Drones key to gathering intelligence

Drones capture intelligence in Mildura

13 December, 2016

Drones are being used across Victoria’s emergency management sector as part of a new trial to gather intelligence and provide timely information to support good decision-making.

Drones have been well-tested across the world but it’s their capability to capture data and intelligence to inform decision-making that is of interest to Victoria’s emergency management sector.

The pilot program is being used to test the capability of drones equipped with cameras and sensors, to provide real-time situational awareness to inform decision-making at incident, regional and state levels.

The drones can be fitted with different sensors that provide red, green and blue vision, infrared capability and 3D modelling.

Infrared cameras can be used to monitor fires at night time, examine soil moisture, assess water levels and the integrity of levies in floods while 3D modelling can be used at a street level to assess building damage.
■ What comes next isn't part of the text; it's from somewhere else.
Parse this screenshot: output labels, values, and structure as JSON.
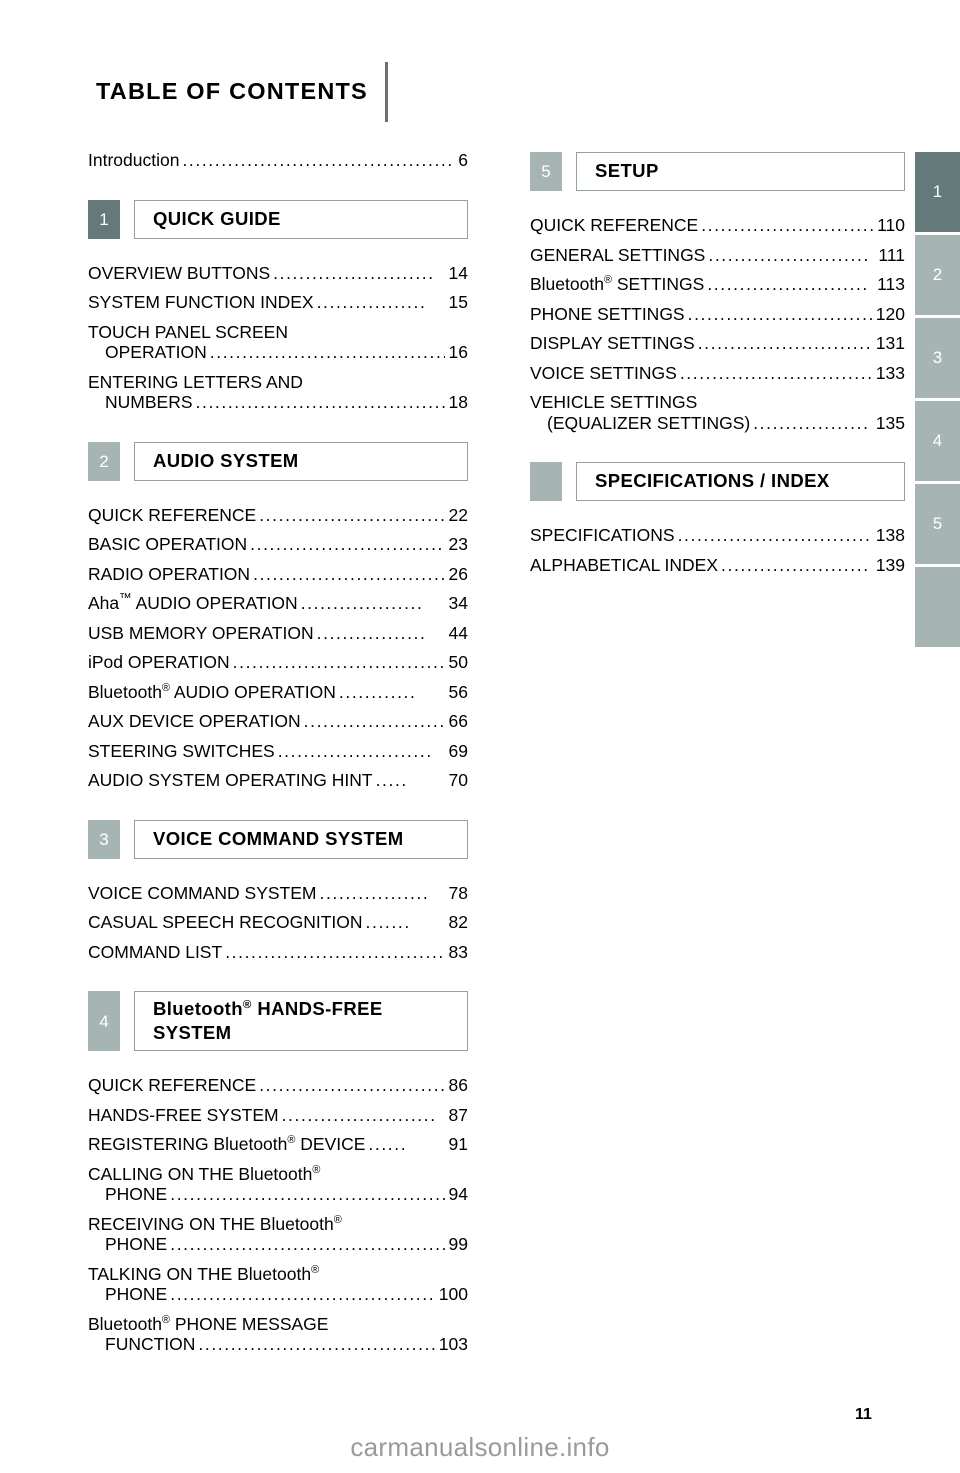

Recent storms and floods in north west Victoria provided the opportunity to use drones out in the field to assess infrastructure damage, agricultural impacts and rising flood levels across Mildura and the wider Mallee region.

Three missions were conducted across two days to complete impact assessments and to provide a visual picture of the damage caused by the storm and flood waters.

Video and still imagery was captured and streamed live to the State Control Centre in Melbourne and the Incident Control Centre in Mildura to provide instant situational awareness and a common understanding among responding personnel and agencies.

The first mission was conducted in conjunction with Agriculture Victoria to gather intelligence about the damage to grape crops and to inform relief and recovery planning. Sensors on the drone were also used to assess ground moisture levels.

Mission two focused on deploying a drone along the Murray River to assess flood levels and potential impacts at more than 12 points of interest identified by the Mallee Catchment Management Authority.

Drone cameras and sensors were used in the third mission to capture infrastructure damage caused by recent extreme weather across the Merbein area.

New camera technology and analytical software was tested as part of the drone trial to assess its capacity, quality and accuracy in providing real-time information from the air back to inform decision-making back on the ground.

Drone technology will continue to be used on a trial basis across Victoria this summer to capture data and inform decision-making for a range of incidents including floods, hazardous trees, beach safety and fire.

The Department of Environment, Land, Water and Planning (DELWP) has also established a panel of providers for remotely piloted aircraft systems giving Victorian Government agencies access to 28 different types of drones. DELWP will use the panel of providers to access a broad range of drone technologies for use in everything from land management, planned burning, wildlife monitoring and rescue.